Veil Objects to Replace DTOs
Here is a new idea I discovered just a few days ago while working with Codexia, a Ruby web app. I had to fetch data rows from PostgreSQL and return objects to the client. It’s always been a problem for me, how to do that without turning objects into DTOs. Here is the solution I found and gave a name: Veil Objects.
Let’s say I fetch the list of projects from PostgreSQL:
It would be great to make the method
fetch() return an array
of objects, not an array of Hashes. So my class
Project looks like this:
It’s perfectly designed for single-project manipulations:
Two SQL requests here is not a big deal. However, if I convert the list of Hashes to Projects like this, I will have serious performance problems:
This is what will kill me, performance-wise:
This code will generate too many redundant SQL requests. We will do round-trips
to PostgreSQL to fetch the data we had a few milliseconds ago, while
we were doing
SELECT * FROM project.
The easiest and the most obvious solution, which many of you might suggest,
is to encapsulate the retrieved Hash into the
Project object. In other
Project into a DTO,
a holder of data. Well, in this case we might
not even need an object, but can instead return the Hash with the data. But
this is not how we want our object-oriented software to be designed. We want
to deal with objects, not data structures. And, at the same time, we don’t want objects to
be stupid enough to go back to the database for the same data we had
a second ago. Here is the solution I’m proposing:
Veil object from veils gem
is a decorator of
Project. It behaves like
Project, but some of the methods on it are redefined:
When they are called, the calls won’t reach the encapsulated
Instead, the data stored in the
Veil will be returned.
It is called a “veil” because it acts like one: the preset data is
returned only until some other method is called, which was not preset.
If this happens, the veil is pierced and the
Veil object becomes fully
transparent, sending all method calls through.
Thus the efficiency of DTO is combined with the elegance of OOP.
I’m using these new veil objects in yegor256/codexia, so you can see how they work.
P.S. I also create an
Unpiercable class, which acts exactly like a
but can never be pierced. It is very useful, when you don’t expect any

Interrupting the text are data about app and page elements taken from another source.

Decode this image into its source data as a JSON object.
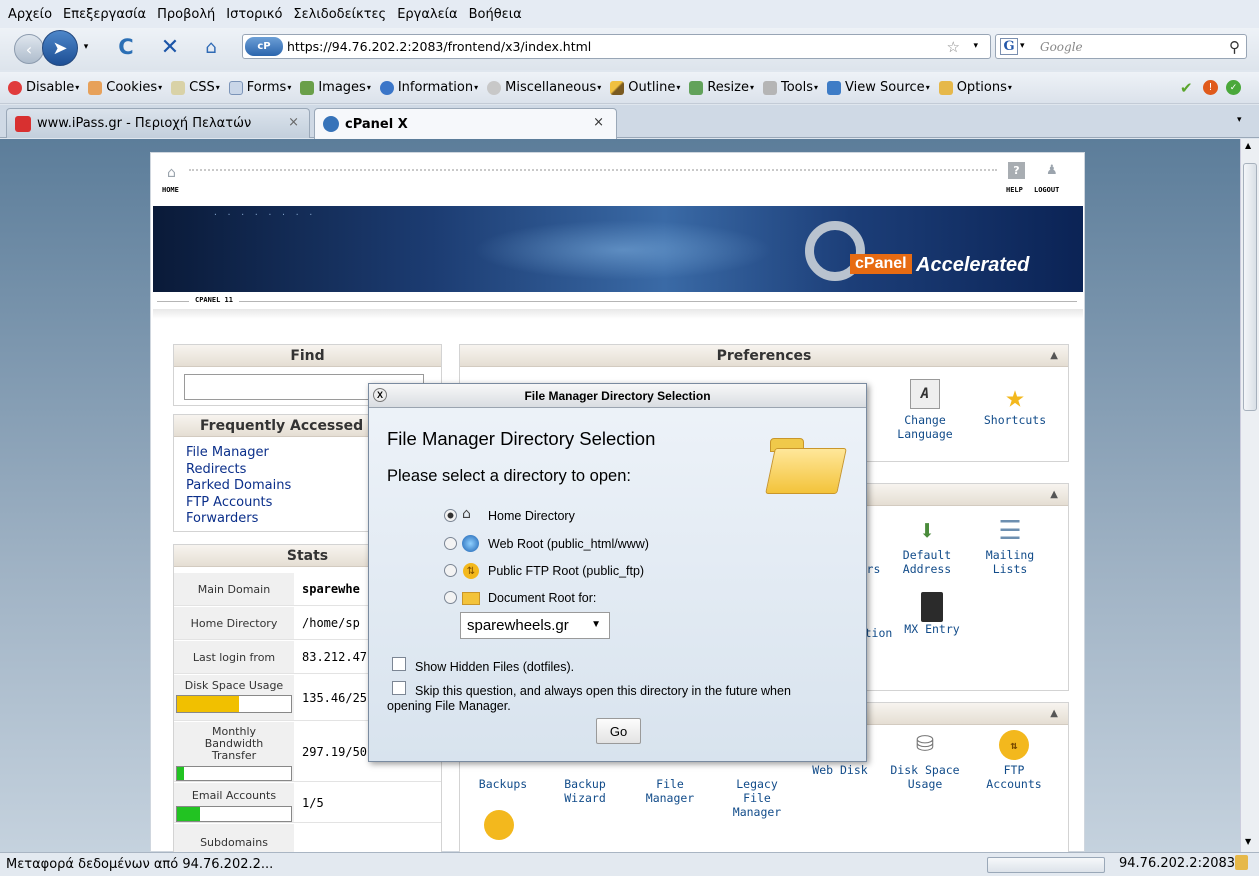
{
  "browser": {
    "menu": [
      "Αρχείο",
      "Επεξεργασία",
      "Προβολή",
      "Ιστορικό",
      "Σελιδοδείκτες",
      "Εργαλεία",
      "Βοήθεια"
    ],
    "url": "https://94.76.202.2:2083/frontend/x3/index.html",
    "search_placeholder": "Google",
    "webdev": [
      "Disable",
      "Cookies",
      "CSS",
      "Forms",
      "Images",
      "Information",
      "Miscellaneous",
      "Outline",
      "Resize",
      "Tools",
      "View Source",
      "Options"
    ],
    "tabs": [
      {
        "label": "www.iPass.gr - Περιοχή Πελατών",
        "close": "×"
      },
      {
        "label": "cPanel X",
        "close": "×"
      }
    ],
    "status_text": "Μεταφορά δεδομένων από 94.76.202.2...",
    "status_host": "94.76.202.2:2083"
  },
  "cpanel": {
    "nav": {
      "home": "HOME",
      "help": "HELP",
      "logout": "LOGOUT"
    },
    "brand": "cPanel",
    "brand_tag": "Accelerated",
    "version": "CPANEL 11",
    "find_title": "Find",
    "freq_title": "Frequently Accessed",
    "freq_links": [
      "File Manager",
      "Redirects",
      "Parked Domains",
      "FTP Accounts",
      "Forwarders"
    ],
    "stats_title": "Stats",
    "stats": [
      {
        "label": "Main Domain",
        "value": "sparewhe"
      },
      {
        "label": "Home Directory",
        "value": "/home/sp"
      },
      {
        "label": "Last login from",
        "value": "83.212.47"
      },
      {
        "label": "Disk Space Usage",
        "value": "135.46/25",
        "fill": 0.54
      },
      {
        "label": "Monthly Bandwidth Transfer",
        "value": "297.19/50",
        "fill": 0.06
      },
      {
        "label": "Email Accounts",
        "value": "1/5",
        "fill": 0.2
      },
      {
        "label": "Subdomains",
        "value": ""
      }
    ],
    "preferences_title": "Preferences",
    "pref_icons": [
      {
        "label": "Change Language"
      },
      {
        "label": "Shortcuts"
      }
    ],
    "mail_icons": [
      {
        "label": "Default Address"
      },
      {
        "label": "Mailing Lists"
      },
      {
        "label": "MX Entry"
      },
      {
        "label": "ers"
      },
      {
        "label": "ation"
      }
    ],
    "files_icons": [
      {
        "label": "Backups"
      },
      {
        "label": "Backup Wizard"
      },
      {
        "label": "File Manager"
      },
      {
        "label": "Legacy File Manager"
      },
      {
        "label": "Web Disk"
      },
      {
        "label": "Disk Space Usage"
      },
      {
        "label": "FTP Accounts"
      }
    ]
  },
  "dialog": {
    "titlebar": "File Manager Directory Selection",
    "close": "X",
    "heading": "File Manager Directory Selection",
    "prompt": "Please select a directory to open:",
    "options": [
      "Home Directory",
      "Web Root (public_html/www)",
      "Public FTP Root (public_ftp)",
      "Document Root for:"
    ],
    "selected_option": 0,
    "domain_select": "sparewheels.gr",
    "show_hidden": "Show Hidden Files (dotfiles).",
    "skip_line1": "Skip this question, and always open this directory in the future when",
    "skip_line2": "opening File Manager.",
    "go": "Go"
  }
}
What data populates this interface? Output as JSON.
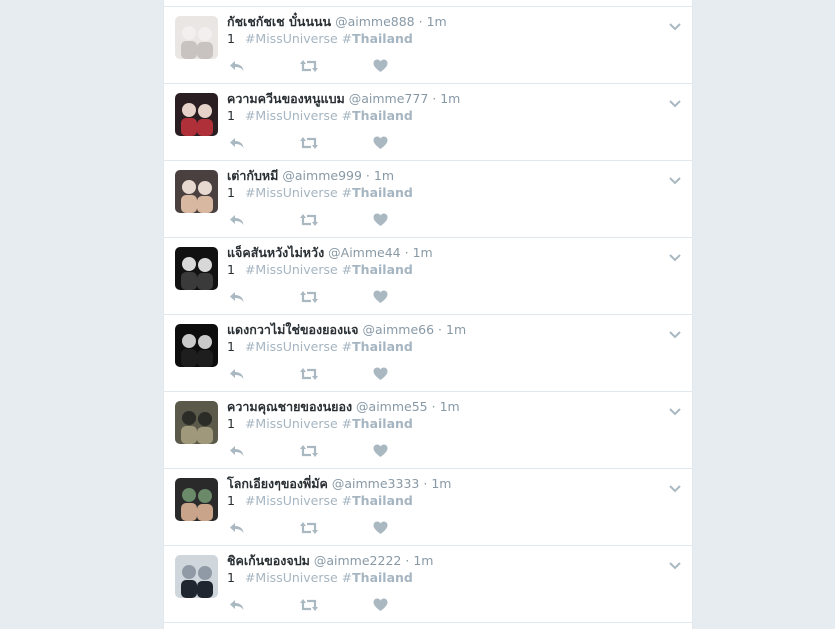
{
  "colors": {
    "page_background": "#e6ecf0",
    "card_background": "#ffffff",
    "hashtag": "#a5b5c1",
    "muted": "#8899a6",
    "action_icon": "#aab8c2",
    "text": "#292f33"
  },
  "tweets": [
    {
      "name": "กัชเชกัชเช บั๋นนนน",
      "handle": "@aimme888",
      "sep": "·",
      "time": "1m",
      "number": "1",
      "tags": [
        {
          "hash": "#",
          "word": "MissUniverse"
        },
        {
          "hash": "#",
          "word": "Thailand"
        }
      ],
      "avatar_colors": [
        "#e9e6e4",
        "#c8c2c0",
        "#f2efee"
      ]
    },
    {
      "name": "ความควีนของหนูแบม",
      "handle": "@aimme777",
      "sep": "·",
      "time": "1m",
      "number": "1",
      "tags": [
        {
          "hash": "#",
          "word": "MissUniverse"
        },
        {
          "hash": "#",
          "word": "Thailand"
        }
      ],
      "avatar_colors": [
        "#2a1e22",
        "#b0303a",
        "#e6d2c8"
      ]
    },
    {
      "name": "เต่ากับหมี",
      "handle": "@aimme999",
      "sep": "·",
      "time": "1m",
      "number": "1",
      "tags": [
        {
          "hash": "#",
          "word": "MissUniverse"
        },
        {
          "hash": "#",
          "word": "Thailand"
        }
      ],
      "avatar_colors": [
        "#4a4040",
        "#d9b8a2",
        "#e8d9d0"
      ]
    },
    {
      "name": "แจ็คสันหวังไม่หวัง",
      "handle": "@Aimme44",
      "sep": "·",
      "time": "1m",
      "number": "1",
      "tags": [
        {
          "hash": "#",
          "word": "MissUniverse"
        },
        {
          "hash": "#",
          "word": "Thailand"
        }
      ],
      "avatar_colors": [
        "#111111",
        "#3a3a3a",
        "#d8d8d8"
      ]
    },
    {
      "name": "แดงกวาไม่ใช่ของยองแจ",
      "handle": "@aimme66",
      "sep": "·",
      "time": "1m",
      "number": "1",
      "tags": [
        {
          "hash": "#",
          "word": "MissUniverse"
        },
        {
          "hash": "#",
          "word": "Thailand"
        }
      ],
      "avatar_colors": [
        "#0d0d0d",
        "#1e1e1e",
        "#c9c9c9"
      ]
    },
    {
      "name": "ความคุณชายของนยอง",
      "handle": "@aimme55",
      "sep": "·",
      "time": "1m",
      "number": "1",
      "tags": [
        {
          "hash": "#",
          "word": "MissUniverse"
        },
        {
          "hash": "#",
          "word": "Thailand"
        }
      ],
      "avatar_colors": [
        "#5b5a4a",
        "#a0987a",
        "#2b2b28"
      ]
    },
    {
      "name": "โลกเอียงๆของพี่มัค",
      "handle": "@aimme3333",
      "sep": "·",
      "time": "1m",
      "number": "1",
      "tags": [
        {
          "hash": "#",
          "word": "MissUniverse"
        },
        {
          "hash": "#",
          "word": "Thailand"
        }
      ],
      "avatar_colors": [
        "#2a2a2a",
        "#c9a48a",
        "#6a8a6a"
      ]
    },
    {
      "name": "ชิคเก้นของจปม",
      "handle": "@aimme2222",
      "sep": "·",
      "time": "1m",
      "number": "1",
      "tags": [
        {
          "hash": "#",
          "word": "MissUniverse"
        },
        {
          "hash": "#",
          "word": "Thailand"
        }
      ],
      "avatar_colors": [
        "#cfd6dc",
        "#1f2630",
        "#8f9aa6"
      ]
    }
  ],
  "icons": {
    "reply": "reply-icon",
    "retweet": "retweet-icon",
    "like": "heart-icon",
    "caret": "chevron-down-icon"
  }
}
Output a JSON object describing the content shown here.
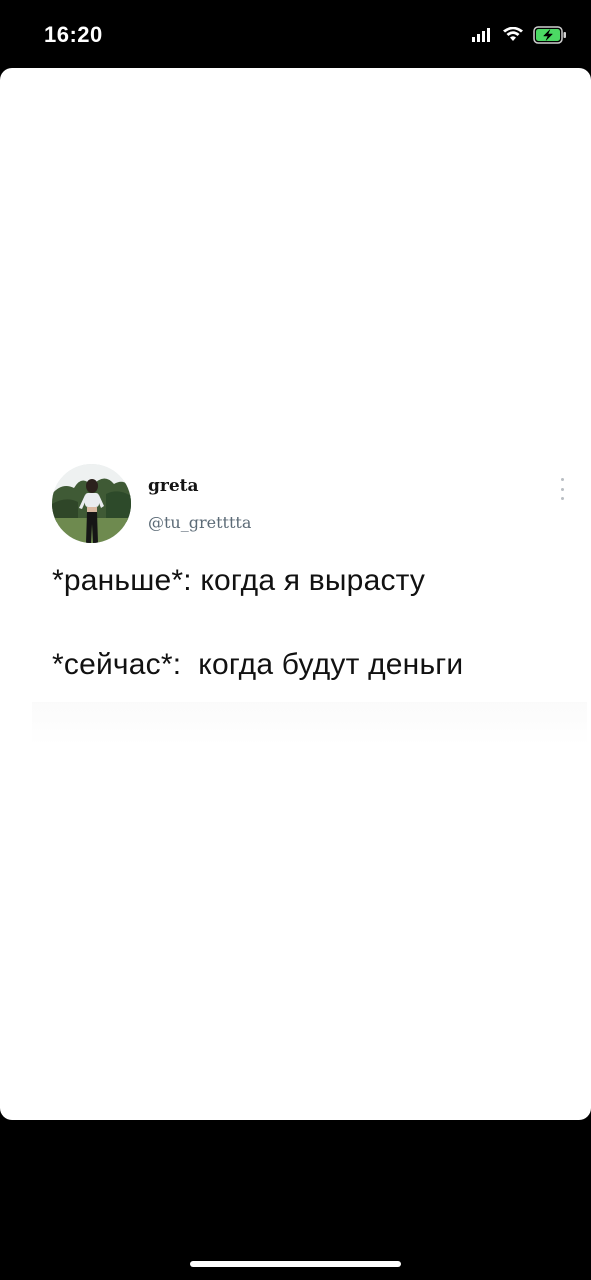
{
  "status_bar": {
    "time": "16:20",
    "icons": [
      "cellular-signal-icon",
      "wifi-icon",
      "battery-charging-icon"
    ],
    "battery_color": "#4cd964"
  },
  "tweet": {
    "display_name": "greta",
    "handle": "@tu_gretttta",
    "avatar": "profile-photo",
    "lines": [
      "*раньше*: когда я вырасту",
      "*сейчас*:  когда будут деньги"
    ]
  },
  "colors": {
    "background": "#000000",
    "sheet": "#ffffff",
    "text": "#111111",
    "handle": "#5b6a76"
  }
}
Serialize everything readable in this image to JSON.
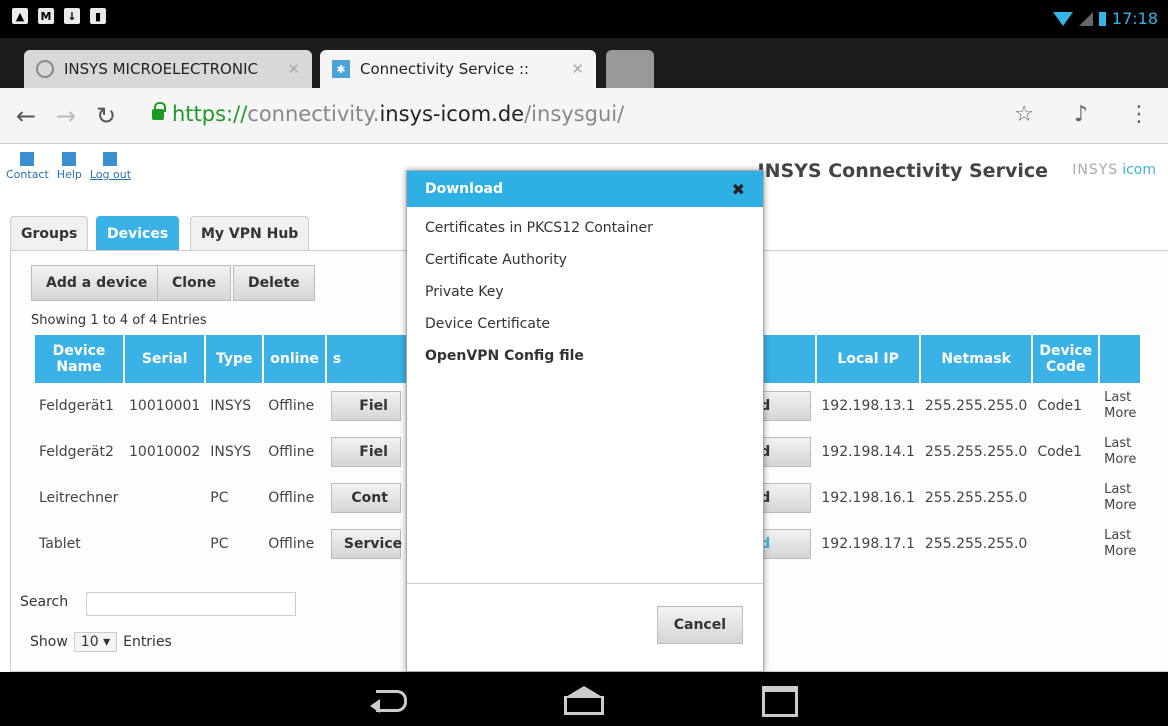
{
  "status": {
    "time": "17:18"
  },
  "browser": {
    "tabs": [
      {
        "label": "INSYS MICROELECTRONIC"
      },
      {
        "label": "Connectivity Service ::"
      }
    ],
    "url": {
      "scheme": "https://",
      "pre": "connectivity.",
      "domain": "insys-icom.de",
      "path": "/insysgui/"
    }
  },
  "page": {
    "toplinks": {
      "contact": "Contact",
      "help": "Help",
      "logout": "Log out"
    },
    "title": "INSYS Connectivity Service",
    "logo": {
      "a": "INSYS",
      "b": "icom"
    },
    "tabs": {
      "groups": "Groups",
      "devices": "Devices",
      "vpn_hub": "My VPN Hub"
    },
    "buttons": {
      "add": "Add a device",
      "clone": "Clone",
      "delete": "Delete"
    },
    "showing": "Showing 1 to 4 of 4 Entries",
    "table": {
      "headers": [
        "Device Name",
        "Serial",
        "Type",
        "online",
        "s",
        "Local IP",
        "Netmask",
        "Device Code"
      ],
      "rows": [
        {
          "name": "Feldgerät1",
          "serial": "10010001",
          "type": "INSYS",
          "online": "Offline",
          "btn": "Fiel",
          "dl": "load",
          "ip": "192.198.13.1",
          "mask": "255.255.255.0",
          "code": "Code1",
          "last1": "Last",
          "last2": "More"
        },
        {
          "name": "Feldgerät2",
          "serial": "10010002",
          "type": "INSYS",
          "online": "Offline",
          "btn": "Fiel",
          "dl": "load",
          "ip": "192.198.14.1",
          "mask": "255.255.255.0",
          "code": "Code1",
          "last1": "Last",
          "last2": "More"
        },
        {
          "name": "Leitrechner",
          "serial": "",
          "type": "PC",
          "online": "Offline",
          "btn": "Cont",
          "dl": "load",
          "ip": "192.198.16.1",
          "mask": "255.255.255.0",
          "code": "",
          "last1": "Last",
          "last2": "More"
        },
        {
          "name": "Tablet",
          "serial": "",
          "type": "PC",
          "online": "Offline",
          "btn": "Service",
          "dl": "load",
          "ip": "192.198.17.1",
          "mask": "255.255.255.0",
          "code": "",
          "last1": "Last",
          "last2": "More"
        }
      ]
    },
    "search_label": "Search",
    "entries": {
      "show": "Show",
      "value": "10",
      "suffix": "Entries"
    }
  },
  "dialog": {
    "title": "Download",
    "items": [
      "Certificates in PKCS12 Container",
      "Certificate Authority",
      "Private Key",
      "Device Certificate",
      "OpenVPN Config file"
    ],
    "cancel": "Cancel"
  },
  "colors": {
    "accent": "#3ab2e6",
    "https_green": "#1e9a22"
  }
}
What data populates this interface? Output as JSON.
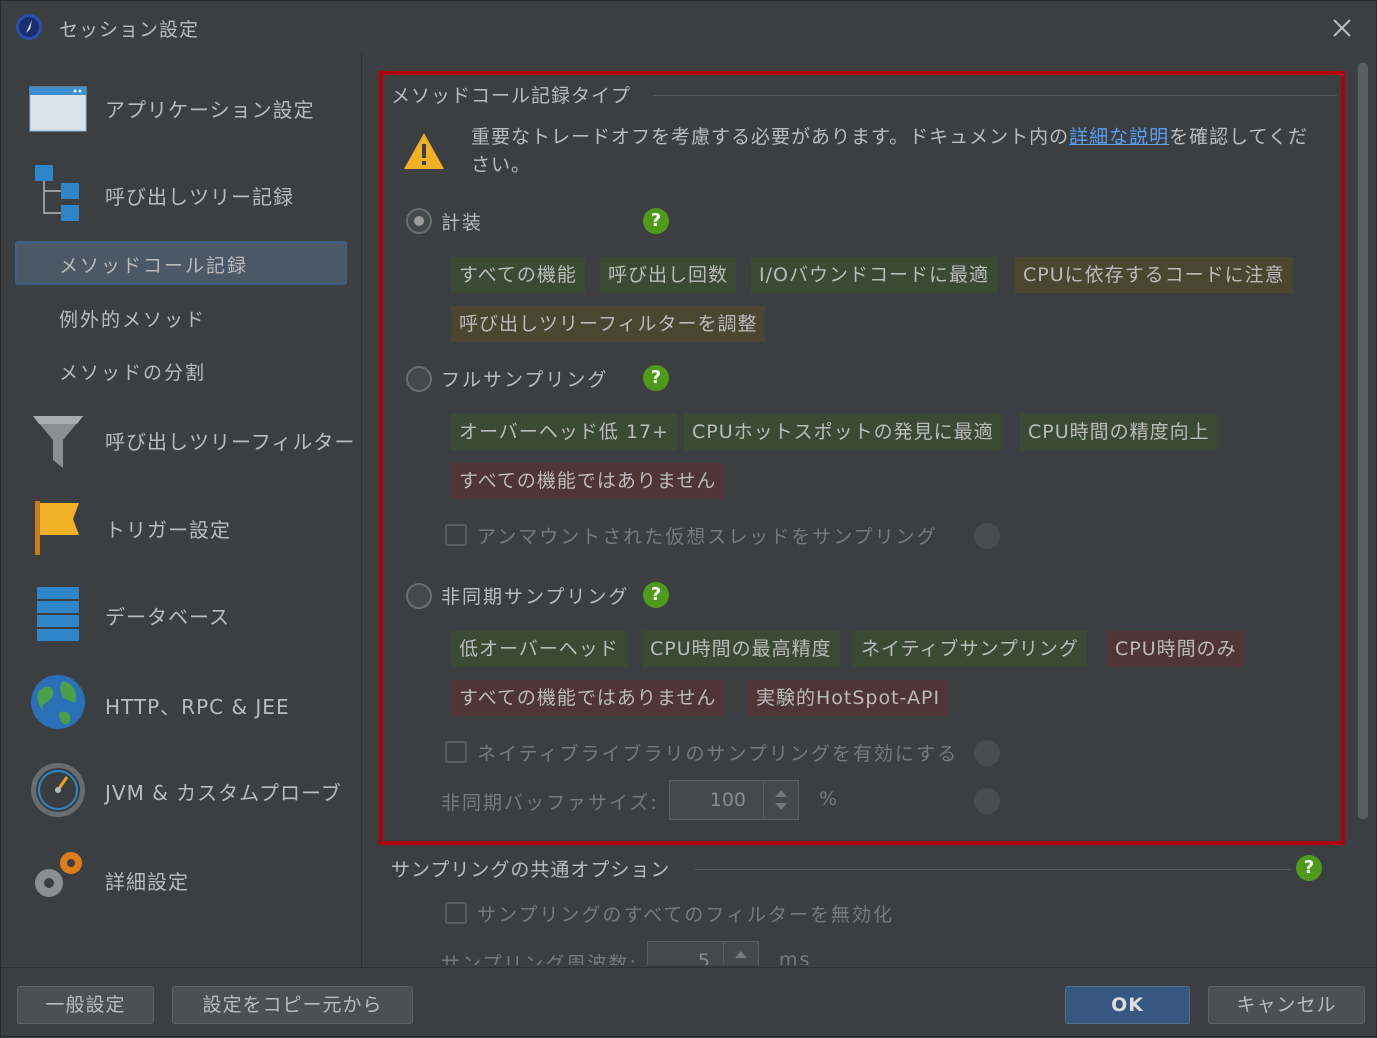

data-modifying interactions to happen with the object and just want some
of its methods to be pre-calculated.
P.P.S. This is the implementation for Kotlin.